Every year the UFCW scholarship program offers scholarships to UFCW members or their immediate family members who want to further their education and demonstrate a commitment to their communities and to UFCW values. Since 1958, the fund has distributed more than $2 million in scholarships.*
Past winners have gone on to make significant contributions to society and to the UFCW – entering a range of fields including public service, medicine, law, business and teaching. Many have returned to the UFCW as staffers, organizers, and community activists who contribute to our mission.
*UFCW-employed officers and staff, and their immediate families are not eligible for this program.
Here are this year’s winners:
Melissa Quintero Segura
October 20, 2017
This week is National Food Bank Week, a reminder to start thinking about the ways we can help others as the holiday season approaches. Food banks are, sadly, an all too necessary and common feature of life in the United States today, where low wages leave too many families forced to choose between paying bills and buying groceries.
Every human being has a fundamental right to be free from hunger and the right to adequate food. That means having enough money to buy food, but also having access to grocery stores and the time and resources to cook healthy meals.

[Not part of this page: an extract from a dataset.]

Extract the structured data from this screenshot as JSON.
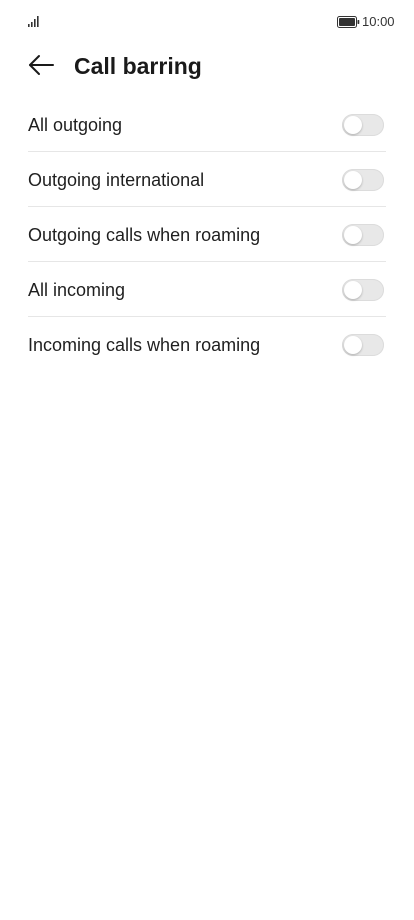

Nutritious food can be expensive, making a balanced diet a luxury for many. Loss of a job, a family tragedy, poor health, or an accident can leave anyone unsure of where the next meal is coming from.
We know better than anyone how hard UFCW members work to put food on the table for America’s families – and our union family also believes that no hardworking man or woman should struggle alone.
In 2016, in partnership with the National Association of Letter Carriers (NALC) in their “Stamp Out Hunger” food drive, UFCW members helped break a Guinness World Record—80 million pounds of food collected for the largest single day food drive in world history.
Thank you to all the volunteers and staff of the food banks who so many depend on. By working together, we know we can get rid of hunger in our communities.